REQUIRED WORK: The lines you return must be all those in the data that hold the string "this".

Data excerpts:
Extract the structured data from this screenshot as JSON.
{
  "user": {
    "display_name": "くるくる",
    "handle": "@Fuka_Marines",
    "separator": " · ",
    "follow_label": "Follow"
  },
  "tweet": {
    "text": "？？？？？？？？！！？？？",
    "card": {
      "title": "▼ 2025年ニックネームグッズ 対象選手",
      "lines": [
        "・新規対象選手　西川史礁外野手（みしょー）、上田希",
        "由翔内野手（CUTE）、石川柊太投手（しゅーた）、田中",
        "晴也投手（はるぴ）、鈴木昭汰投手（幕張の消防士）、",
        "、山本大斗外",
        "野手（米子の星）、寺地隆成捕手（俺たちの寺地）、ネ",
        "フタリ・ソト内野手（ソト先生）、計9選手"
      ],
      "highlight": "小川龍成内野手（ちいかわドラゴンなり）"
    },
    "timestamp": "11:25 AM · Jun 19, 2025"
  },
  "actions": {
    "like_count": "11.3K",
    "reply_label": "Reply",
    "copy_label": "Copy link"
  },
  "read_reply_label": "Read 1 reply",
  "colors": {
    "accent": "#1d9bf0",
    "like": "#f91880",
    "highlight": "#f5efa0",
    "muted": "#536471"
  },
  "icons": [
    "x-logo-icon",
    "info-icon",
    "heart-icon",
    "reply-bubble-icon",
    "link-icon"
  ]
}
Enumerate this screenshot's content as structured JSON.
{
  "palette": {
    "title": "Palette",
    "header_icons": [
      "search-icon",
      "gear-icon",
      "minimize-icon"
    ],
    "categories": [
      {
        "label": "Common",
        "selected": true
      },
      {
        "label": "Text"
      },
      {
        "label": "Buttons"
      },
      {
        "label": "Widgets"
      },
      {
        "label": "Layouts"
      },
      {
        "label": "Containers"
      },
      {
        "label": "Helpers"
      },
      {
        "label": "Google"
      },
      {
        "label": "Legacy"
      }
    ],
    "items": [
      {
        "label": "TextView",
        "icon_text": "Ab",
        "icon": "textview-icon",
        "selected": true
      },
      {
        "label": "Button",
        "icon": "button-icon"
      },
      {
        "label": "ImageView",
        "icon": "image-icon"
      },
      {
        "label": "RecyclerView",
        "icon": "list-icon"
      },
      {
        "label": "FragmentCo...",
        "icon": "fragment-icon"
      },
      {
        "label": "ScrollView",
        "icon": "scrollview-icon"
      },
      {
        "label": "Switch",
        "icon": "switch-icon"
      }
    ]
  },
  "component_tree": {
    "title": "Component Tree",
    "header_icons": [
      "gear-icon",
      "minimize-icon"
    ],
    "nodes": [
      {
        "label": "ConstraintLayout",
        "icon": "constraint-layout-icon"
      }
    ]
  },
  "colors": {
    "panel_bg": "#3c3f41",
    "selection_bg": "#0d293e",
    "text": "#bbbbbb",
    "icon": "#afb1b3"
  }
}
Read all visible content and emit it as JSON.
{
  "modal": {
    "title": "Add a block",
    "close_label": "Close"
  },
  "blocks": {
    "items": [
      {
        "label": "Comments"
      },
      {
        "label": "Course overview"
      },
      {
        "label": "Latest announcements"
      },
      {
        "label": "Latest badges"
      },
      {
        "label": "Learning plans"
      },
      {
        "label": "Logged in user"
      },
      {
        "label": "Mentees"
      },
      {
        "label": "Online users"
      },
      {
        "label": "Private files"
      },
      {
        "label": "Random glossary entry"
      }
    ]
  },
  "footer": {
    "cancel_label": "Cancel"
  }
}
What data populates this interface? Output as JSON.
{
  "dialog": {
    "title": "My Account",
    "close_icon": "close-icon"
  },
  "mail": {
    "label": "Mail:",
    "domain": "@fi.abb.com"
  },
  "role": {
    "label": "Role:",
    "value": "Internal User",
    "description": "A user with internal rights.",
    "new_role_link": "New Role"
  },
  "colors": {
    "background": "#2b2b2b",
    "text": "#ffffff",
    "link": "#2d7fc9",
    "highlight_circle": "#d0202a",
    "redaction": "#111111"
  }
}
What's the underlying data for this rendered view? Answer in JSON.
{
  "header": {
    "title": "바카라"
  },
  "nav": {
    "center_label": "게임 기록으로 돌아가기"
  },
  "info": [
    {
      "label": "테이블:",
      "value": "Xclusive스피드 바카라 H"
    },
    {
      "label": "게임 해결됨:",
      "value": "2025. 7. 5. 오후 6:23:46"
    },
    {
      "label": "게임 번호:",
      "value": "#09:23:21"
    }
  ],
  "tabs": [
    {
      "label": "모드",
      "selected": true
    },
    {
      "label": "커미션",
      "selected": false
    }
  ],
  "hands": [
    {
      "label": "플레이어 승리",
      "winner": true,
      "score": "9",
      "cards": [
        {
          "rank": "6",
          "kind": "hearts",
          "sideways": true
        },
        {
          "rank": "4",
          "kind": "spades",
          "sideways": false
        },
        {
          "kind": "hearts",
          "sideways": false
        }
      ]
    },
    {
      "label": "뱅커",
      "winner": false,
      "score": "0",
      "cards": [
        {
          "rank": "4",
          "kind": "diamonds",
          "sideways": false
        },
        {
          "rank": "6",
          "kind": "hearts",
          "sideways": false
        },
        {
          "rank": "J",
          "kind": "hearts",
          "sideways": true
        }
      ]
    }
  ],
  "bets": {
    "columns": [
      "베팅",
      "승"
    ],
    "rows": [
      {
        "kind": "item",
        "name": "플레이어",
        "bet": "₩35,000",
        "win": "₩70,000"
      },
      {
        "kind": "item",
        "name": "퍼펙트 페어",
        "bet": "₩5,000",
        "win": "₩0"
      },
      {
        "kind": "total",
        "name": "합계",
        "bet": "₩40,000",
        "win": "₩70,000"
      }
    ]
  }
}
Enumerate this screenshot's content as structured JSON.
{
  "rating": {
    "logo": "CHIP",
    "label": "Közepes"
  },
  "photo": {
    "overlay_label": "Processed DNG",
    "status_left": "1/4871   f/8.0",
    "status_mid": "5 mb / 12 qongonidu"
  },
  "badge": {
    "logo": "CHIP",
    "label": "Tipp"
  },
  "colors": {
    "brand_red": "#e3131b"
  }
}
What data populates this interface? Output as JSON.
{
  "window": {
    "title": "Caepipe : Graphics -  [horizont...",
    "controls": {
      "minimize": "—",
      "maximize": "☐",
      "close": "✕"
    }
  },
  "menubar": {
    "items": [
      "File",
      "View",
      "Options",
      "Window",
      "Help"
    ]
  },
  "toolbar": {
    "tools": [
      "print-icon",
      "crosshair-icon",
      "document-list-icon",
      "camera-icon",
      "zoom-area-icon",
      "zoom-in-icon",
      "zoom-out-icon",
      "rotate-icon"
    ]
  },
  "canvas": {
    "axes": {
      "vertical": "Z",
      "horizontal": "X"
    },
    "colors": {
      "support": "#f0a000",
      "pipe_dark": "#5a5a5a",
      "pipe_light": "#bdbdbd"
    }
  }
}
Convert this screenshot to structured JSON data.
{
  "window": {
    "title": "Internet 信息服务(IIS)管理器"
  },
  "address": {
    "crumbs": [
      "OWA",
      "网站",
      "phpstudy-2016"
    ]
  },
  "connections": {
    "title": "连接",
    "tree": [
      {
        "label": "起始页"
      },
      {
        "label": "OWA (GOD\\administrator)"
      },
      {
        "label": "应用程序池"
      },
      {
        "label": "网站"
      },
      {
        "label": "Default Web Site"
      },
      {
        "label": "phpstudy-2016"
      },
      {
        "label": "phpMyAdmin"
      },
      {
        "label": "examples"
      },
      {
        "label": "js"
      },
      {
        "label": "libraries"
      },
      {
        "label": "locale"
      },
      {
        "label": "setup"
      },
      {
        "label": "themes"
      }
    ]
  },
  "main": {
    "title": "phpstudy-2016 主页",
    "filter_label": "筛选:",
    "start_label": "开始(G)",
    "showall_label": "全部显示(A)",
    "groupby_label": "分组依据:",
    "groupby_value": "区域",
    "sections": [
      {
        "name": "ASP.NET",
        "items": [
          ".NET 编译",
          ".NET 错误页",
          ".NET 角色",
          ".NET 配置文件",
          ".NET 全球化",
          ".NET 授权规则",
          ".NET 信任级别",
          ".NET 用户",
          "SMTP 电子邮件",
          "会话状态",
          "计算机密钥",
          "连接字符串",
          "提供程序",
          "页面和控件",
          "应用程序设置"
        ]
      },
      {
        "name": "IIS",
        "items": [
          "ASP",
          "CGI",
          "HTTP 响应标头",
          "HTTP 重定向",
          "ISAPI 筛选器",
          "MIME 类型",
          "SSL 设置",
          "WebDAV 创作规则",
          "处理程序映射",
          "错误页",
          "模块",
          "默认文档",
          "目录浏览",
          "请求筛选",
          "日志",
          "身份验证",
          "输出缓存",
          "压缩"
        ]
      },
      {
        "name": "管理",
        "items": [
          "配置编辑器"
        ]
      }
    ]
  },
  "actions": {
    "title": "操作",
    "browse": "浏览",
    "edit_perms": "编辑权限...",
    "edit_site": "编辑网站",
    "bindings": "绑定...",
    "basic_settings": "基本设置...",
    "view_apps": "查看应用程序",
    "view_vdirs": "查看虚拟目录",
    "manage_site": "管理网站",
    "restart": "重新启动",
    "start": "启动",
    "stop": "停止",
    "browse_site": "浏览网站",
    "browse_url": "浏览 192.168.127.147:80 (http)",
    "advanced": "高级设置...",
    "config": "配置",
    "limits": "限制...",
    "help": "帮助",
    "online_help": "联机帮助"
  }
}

ANSWER:
Extract the structured data from this screenshot as JSON.
Enumerate this screenshot's content as structured JSON.
What data populates this interface? Output as JSON.
What's the underlying data for this rendered view? Answer in JSON.
Enumerate this screenshot's content as structured JSON.
What data populates this interface? Output as JSON.
Convert this screenshot to structured JSON data.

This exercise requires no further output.